Atlantic Coastal Sea Level Variability and Synoptic-Scale Meteorological Forcing
Advanced Search
Select up to three search categories and corresponding keywords using the fields to the right. Refer to the Help section for more detailed instructions.

Search our Collections & Repository

For very narrow results

When looking for a specific result

Best used for discovery & interchangable words

Recommended to be used in conjunction with other fields



Document Data
Clear All
Clear All

For additional assistance using the Custom Query please check out our Help Page


Atlantic Coastal Sea Level Variability and Synoptic-Scale Meteorological Forcing

Filetype[PDF-4.34 MB]


  • Journal Title:
    Journal of Applied Meteorology and Climatology
  • Personal Author:
  • NOAA Program & Office:
  • Description:
    Anomalous sea levels along the mid-Atlantic and South Atlantic coasts of the United States are often linked to atmosphere–ocean dynamics, remote- and local-scale forcing, and other factors linked to cyclone passage, winds, waves, and storm surge. Herein, we examine sea level variability along the U.S. Atlantic coast through satellite altimeter and coastal tide gauge data within the context of synoptic-scale weather pattern forcing. Altimetry data, derived from sea level anomaly (SLA) data between 1993 and 2019, were compared with self-organizing map (SOM)-based atmospheric circulation and surface wind field categorizations to reveal spatiotemporal patterns and their interrelationships with high-water-level conditions at tide gauges. Regional elevated sea level patterns and variability were strongly associated with synergistic patterns of atmospheric circulation and wind. Recurring atmospheric patterns associated with high-tide flooding events and flood risk were identified, as were specific regional oceanographic variability patterns of SLA response. The incorporation of combined metrics of wind and circulation patterns further isolate atmospheric drivers of high-tide flood events and may have particular significance for predicting future flood events over multiple spatial and temporal scales. Significance Statement Mean sea level and minor to moderate coastal flood events, also called blue-sky or high-tide floods, are increasing along many U.S. coastlines. While the drivers of such events are numerous, here we identified key contributing weather patterns and environmental factors linked to increased risk of regional and local high-water conditions along the Atlantic coast.

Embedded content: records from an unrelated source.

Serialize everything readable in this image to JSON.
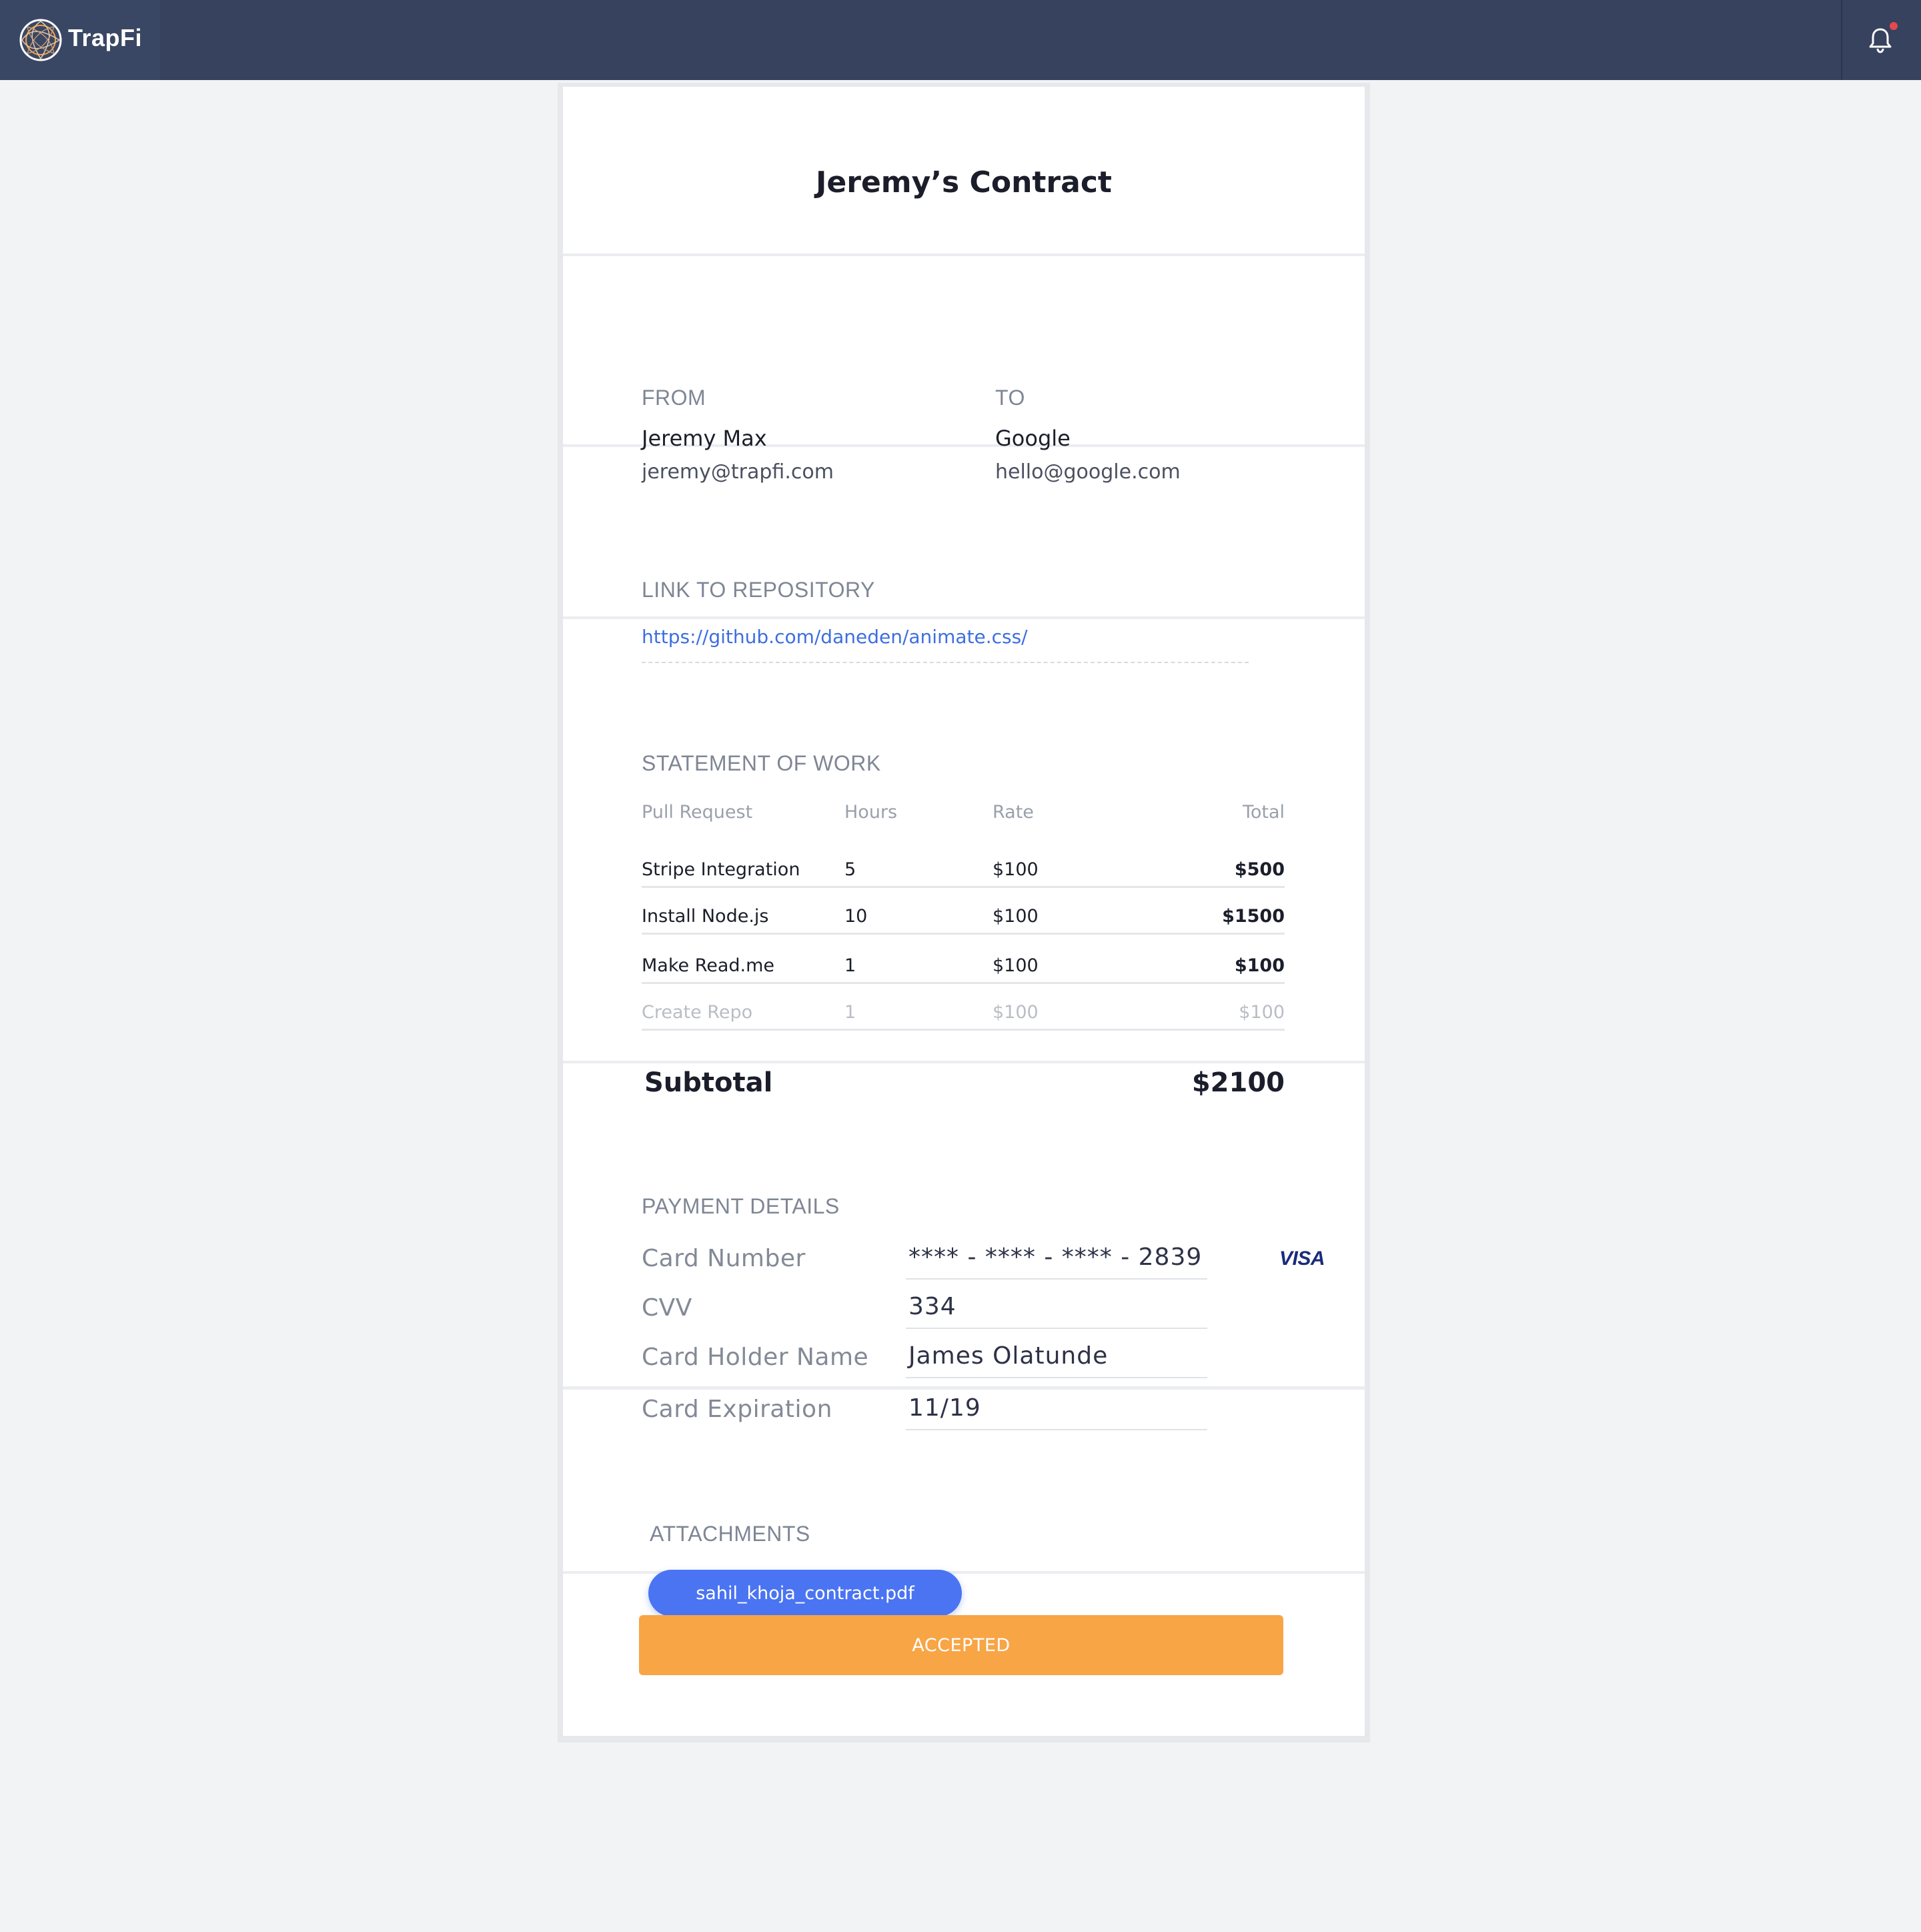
{
  "app": {
    "name": "TrapFi",
    "notification_dot_color": "#e5484d"
  },
  "contract": {
    "title": "Jeremy’s Contract",
    "from": {
      "label": "FROM",
      "name": "Jeremy Max",
      "email": "jeremy@trapfi.com"
    },
    "to": {
      "label": "TO",
      "name": "Google",
      "email": "hello@google.com"
    },
    "repository": {
      "label": "LINK TO REPOSITORY",
      "url": "https://github.com/daneden/animate.css/"
    },
    "statement": {
      "label": "STATEMENT OF WORK",
      "columns": [
        "Pull Request",
        "Hours",
        "Rate",
        "Total"
      ],
      "rows": [
        {
          "pull_request": "Stripe Integration",
          "hours": "5",
          "rate": "$100",
          "total": "$500"
        },
        {
          "pull_request": "Install Node.js",
          "hours": "10",
          "rate": "$100",
          "total": "$1500"
        },
        {
          "pull_request": "Make Read.me",
          "hours": "1",
          "rate": "$100",
          "total": "$100"
        },
        {
          "pull_request": "Create Repo",
          "hours": "1",
          "rate": "$100",
          "total": "$100",
          "muted": true
        }
      ],
      "subtotal_label": "Subtotal",
      "subtotal_value": "$2100"
    },
    "payment": {
      "label": "PAYMENT DETAILS",
      "card_number_label": "Card Number",
      "card_number": "**** - **** - **** - 2839",
      "card_brand": "VISA",
      "cvv_label": "CVV",
      "cvv": "334",
      "holder_label": "Card Holder Name",
      "holder": "James Olatunde",
      "expiration_label": "Card Expiration",
      "expiration": "11/19"
    },
    "attachments": {
      "label": "ATTACHMENTS",
      "files": [
        "sahil_khoja_contract.pdf"
      ]
    },
    "status_button": "ACCEPTED"
  },
  "colors": {
    "topbar": "#36425e",
    "link": "#3d6ee0",
    "attachment_button": "#4a74f2",
    "accepted_button": "#f8a546",
    "visa": "#1a2b7a"
  }
}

Our results indicate that the predictability of elevated sea levels and high-tide floods is highly dependent upon atmospheric drivers including wind and circulation patterns and, if applied in a tested modeling framework, may prove useful for predicting future floods at various time scales.
  • Keywords:
  • Source:
    Journal of Applied Meteorology and Climatology, 61(3), 205-222
  • DOI:
  • ISSN:
  • Format:
  • Publisher:
  • Document Type:
  • Funding:
  • Rights Information:
  • Compliance:
  • Main Document Checksum:
  • Download URL:
  • File Type:

Supporting Files

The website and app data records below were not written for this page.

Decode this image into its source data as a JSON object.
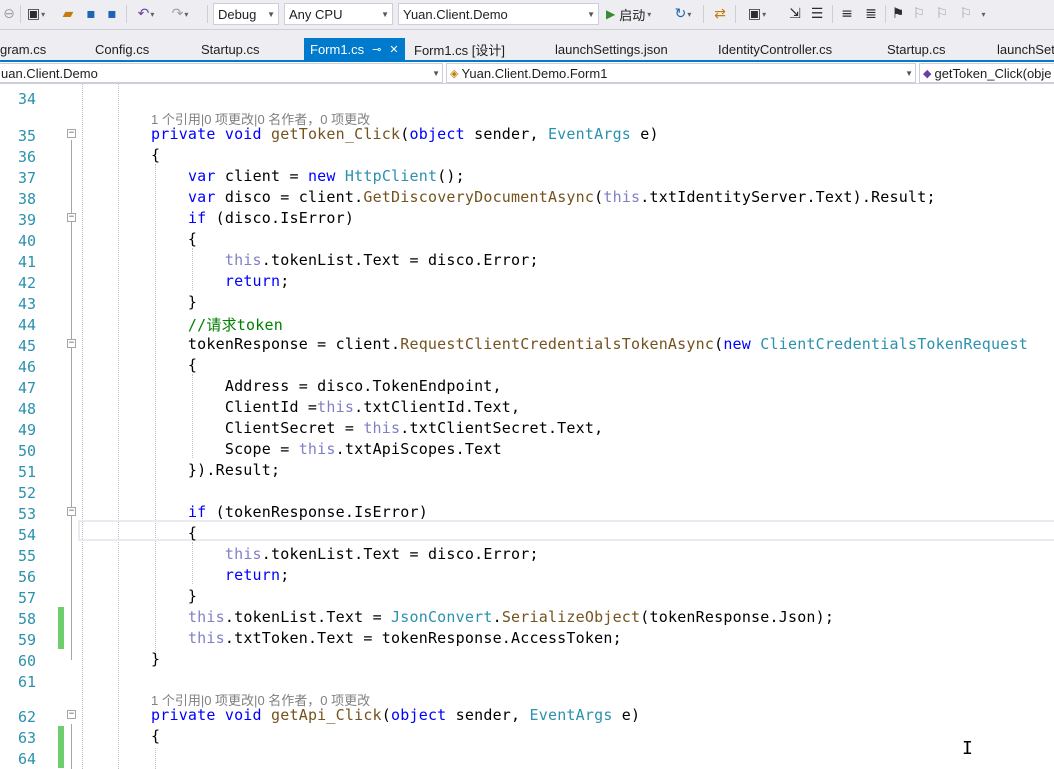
{
  "toolbar": {
    "configuration": "Debug",
    "platform": "Any CPU",
    "startup_project": "Yuan.Client.Demo",
    "start_label": "启动"
  },
  "tabs": [
    {
      "label": "gram.cs",
      "active": false
    },
    {
      "label": "Config.cs",
      "active": false
    },
    {
      "label": "Startup.cs",
      "active": false
    },
    {
      "label": "Form1.cs",
      "active": true
    },
    {
      "label": "Form1.cs [设计]",
      "active": false
    },
    {
      "label": "launchSettings.json",
      "active": false
    },
    {
      "label": "IdentityController.cs",
      "active": false
    },
    {
      "label": "Startup.cs",
      "active": false
    },
    {
      "label": "launchSett",
      "active": false
    }
  ],
  "navbar": {
    "project": "uan.Client.Demo",
    "type": "Yuan.Client.Demo.Form1",
    "member": "getToken_Click(obje"
  },
  "code_lens": {
    "getToken": "1 个引用|0 项更改|0 名作者，0 项更改",
    "getApi": "1 个引用|0 项更改|0 名作者，0 项更改"
  },
  "lines": [
    {
      "n": "34",
      "text": ""
    },
    {
      "n": "35",
      "text": "private void getToken_Click(object sender, EventArgs e)"
    },
    {
      "n": "36",
      "text": "{"
    },
    {
      "n": "37",
      "text": "    var client = new HttpClient();"
    },
    {
      "n": "38",
      "text": "    var disco = client.GetDiscoveryDocumentAsync(this.txtIdentityServer.Text).Result;"
    },
    {
      "n": "39",
      "text": "    if (disco.IsError)"
    },
    {
      "n": "40",
      "text": "    {"
    },
    {
      "n": "41",
      "text": "        this.tokenList.Text = disco.Error;"
    },
    {
      "n": "42",
      "text": "        return;"
    },
    {
      "n": "43",
      "text": "    }"
    },
    {
      "n": "44",
      "text": "    //请求token"
    },
    {
      "n": "45",
      "text": "    tokenResponse = client.RequestClientCredentialsTokenAsync(new ClientCredentialsTokenRequest"
    },
    {
      "n": "46",
      "text": "    {"
    },
    {
      "n": "47",
      "text": "        Address = disco.TokenEndpoint,"
    },
    {
      "n": "48",
      "text": "        ClientId =this.txtClientId.Text,"
    },
    {
      "n": "49",
      "text": "        ClientSecret = this.txtClientSecret.Text,"
    },
    {
      "n": "50",
      "text": "        Scope = this.txtApiScopes.Text"
    },
    {
      "n": "51",
      "text": "    }).Result;"
    },
    {
      "n": "52",
      "text": ""
    },
    {
      "n": "53",
      "text": "    if (tokenResponse.IsError)"
    },
    {
      "n": "54",
      "text": "    {"
    },
    {
      "n": "55",
      "text": "        this.tokenList.Text = disco.Error;"
    },
    {
      "n": "56",
      "text": "        return;"
    },
    {
      "n": "57",
      "text": "    }"
    },
    {
      "n": "58",
      "text": "    this.tokenList.Text = JsonConvert.SerializeObject(tokenResponse.Json);"
    },
    {
      "n": "59",
      "text": "    this.txtToken.Text = tokenResponse.AccessToken;"
    },
    {
      "n": "60",
      "text": "}"
    },
    {
      "n": "61",
      "text": ""
    },
    {
      "n": "62",
      "text": "private void getApi_Click(object sender, EventArgs e)"
    },
    {
      "n": "63",
      "text": "{"
    },
    {
      "n": "64",
      "text": ""
    }
  ],
  "colors": {
    "accent": "#007acc",
    "keyword": "#0000ff",
    "type": "#2b91af",
    "comment": "#008000",
    "change_bar": "#6ece6e"
  }
}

  • No Additional Files
More +

You May Also Like

Checkout today's featured content at

Version 3.26.1